I have a confession to make. I, like many people, read this book because of GRRM (George R.R. Martin). I am a huge fan of GRRM’s A Song of Ice and Fire series. I’ve been reading it (and re-reading it) since the fall of 1998. So yes, I have had to wait 5 years between books, but it was so worth it. I even went to a WorldCon in 2006 with some other members of the Brotherhood Without Banners from westeros.org, and hung out with GRRM. I will never forget that because he hugged me! Squee! I have a nice picture with him as well. It was great fun hanging out with him and other members of BWB. I’m not active on that site any more, but my love for the series has not wavered since then. Needless to say, if GRRM recommends a book series, I am more likely to try it. So, enter The Iron King.
I listened to this book on audio, and I think that helped quite a bit. The narrator was very engaging, and really kept the story moving. I think that if I had “read” it, then I may have a slightly different opinion of the story.
The story is about the French King Philip IV and his court in the 13th and 14th centuries. As you can probably guess, there was a lot of drama. It almost plays as a soap opera, 13th century style. It reminded me of the Showtime TV Show The Tudors, but probably more historically accurate.
I know very little about the history of France’s monarchy, so I cannot vouch for the accuracy of the historical events. This is historical fiction, so I would venture to say that the major events are accurate,but obviously the conversations and probably minor events are not exactly right. The story itself was engaging and the characters were interesting, if not the most deep. There was a certain surface level treatment of the characters that at times could make them a bit cartoonish, but I think that was the intended tone of the book.
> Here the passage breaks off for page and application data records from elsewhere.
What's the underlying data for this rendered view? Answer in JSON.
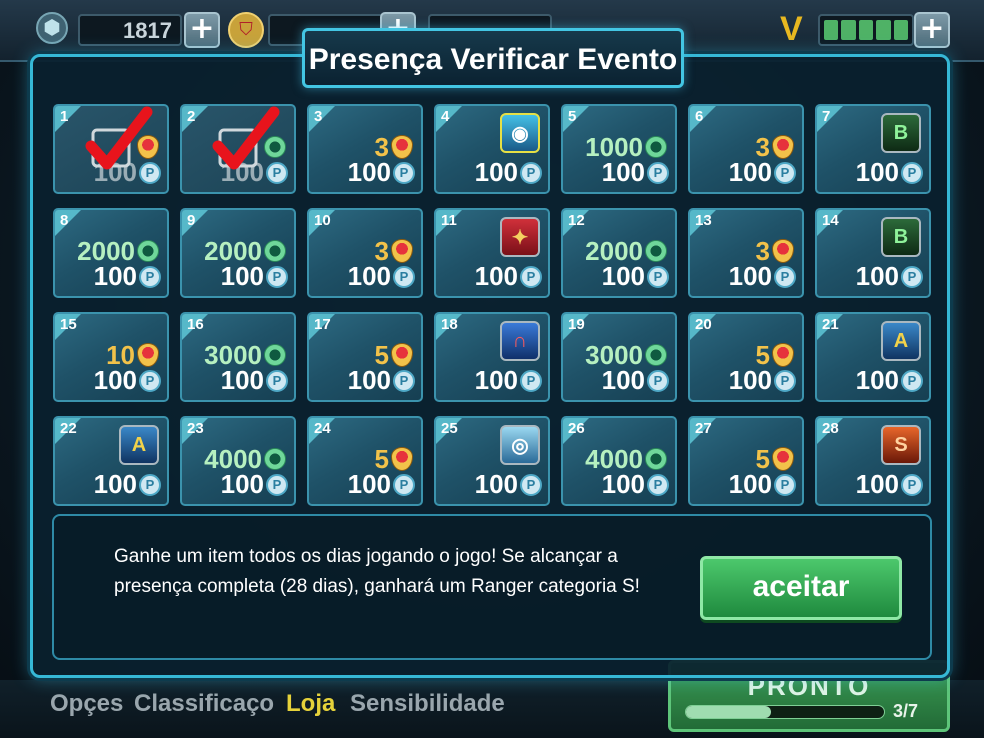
{
  "hud": {
    "gold": "1817",
    "gem_icon": "gem-icon",
    "badge_icon": "shield-badge-icon",
    "energy_letter": "V",
    "energy_segments": 5
  },
  "dialog": {
    "title": "Presença Verificar Evento",
    "info_text": "Ganhe um item todos os dias jogando o jogo! Se alcançar a presença completa (28 dias), ganhará um Ranger categoria S!",
    "accept_label": "aceitar"
  },
  "coin_symbol": "P",
  "days": [
    {
      "num": "1",
      "type": "shield",
      "value": "",
      "bonus": "100",
      "claimed": true
    },
    {
      "num": "2",
      "type": "gem",
      "value": "",
      "bonus": "100",
      "claimed": true
    },
    {
      "num": "3",
      "type": "shield",
      "value": "3",
      "bonus": "100"
    },
    {
      "num": "4",
      "type": "char",
      "char": "robot",
      "bonus": "100"
    },
    {
      "num": "5",
      "type": "gem",
      "value": "1000",
      "bonus": "100"
    },
    {
      "num": "6",
      "type": "shield",
      "value": "3",
      "bonus": "100"
    },
    {
      "num": "7",
      "type": "char",
      "char": "B",
      "bonus": "100"
    },
    {
      "num": "8",
      "type": "gem",
      "value": "2000",
      "bonus": "100"
    },
    {
      "num": "9",
      "type": "gem",
      "value": "2000",
      "bonus": "100"
    },
    {
      "num": "10",
      "type": "shield",
      "value": "3",
      "bonus": "100"
    },
    {
      "num": "11",
      "type": "char",
      "char": "medal",
      "bonus": "100"
    },
    {
      "num": "12",
      "type": "gem",
      "value": "2000",
      "bonus": "100"
    },
    {
      "num": "13",
      "type": "shield",
      "value": "3",
      "bonus": "100"
    },
    {
      "num": "14",
      "type": "char",
      "char": "B",
      "bonus": "100"
    },
    {
      "num": "15",
      "type": "shield",
      "value": "10",
      "bonus": "100"
    },
    {
      "num": "16",
      "type": "gem",
      "value": "3000",
      "bonus": "100"
    },
    {
      "num": "17",
      "type": "shield",
      "value": "5",
      "bonus": "100"
    },
    {
      "num": "18",
      "type": "char",
      "char": "magnet",
      "bonus": "100"
    },
    {
      "num": "19",
      "type": "gem",
      "value": "3000",
      "bonus": "100"
    },
    {
      "num": "20",
      "type": "shield",
      "value": "5",
      "bonus": "100"
    },
    {
      "num": "21",
      "type": "char",
      "char": "A",
      "bonus": "100"
    },
    {
      "num": "22",
      "type": "char",
      "char": "A",
      "bonus": "100"
    },
    {
      "num": "23",
      "type": "gem",
      "value": "4000",
      "bonus": "100"
    },
    {
      "num": "24",
      "type": "shield",
      "value": "5",
      "bonus": "100"
    },
    {
      "num": "25",
      "type": "char",
      "char": "pad",
      "bonus": "100"
    },
    {
      "num": "26",
      "type": "gem",
      "value": "4000",
      "bonus": "100"
    },
    {
      "num": "27",
      "type": "shield",
      "value": "5",
      "bonus": "100"
    },
    {
      "num": "28",
      "type": "char",
      "char": "S",
      "bonus": "100"
    }
  ],
  "bottom_menu": [
    {
      "label": "Opçes",
      "active": false
    },
    {
      "label": "Classificaço",
      "active": false
    },
    {
      "label": "Loja",
      "active": true
    },
    {
      "label": "Sensibilidade",
      "active": false
    }
  ],
  "ready": {
    "label": "PRONTO",
    "count": "3/7",
    "progress": 0.43
  },
  "colors": {
    "accent": "#36b8d6",
    "accept": "#1f8a3e",
    "shield_value": "#f2c24a",
    "gem_value": "#b6f0c0"
  }
}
This is not some grim dark fantasy where every character is either evil or some crazy shade of gray, so the darkness that is in there (there is a torture scene in the book that is not particularly graphic, but you do feel the gruesomeness of the act) is subdued by the tone.
There were lots of names and places thrown out, and at times it was a bit hard to follow. I did get the names and the matching husbands of the princesses confused at times, but, without giving away spoilers, that issue works itself out eventually. It was definitely a set up book for the remaining 6 books in the series. I am going to give the second book, The Strangled Queen, a try.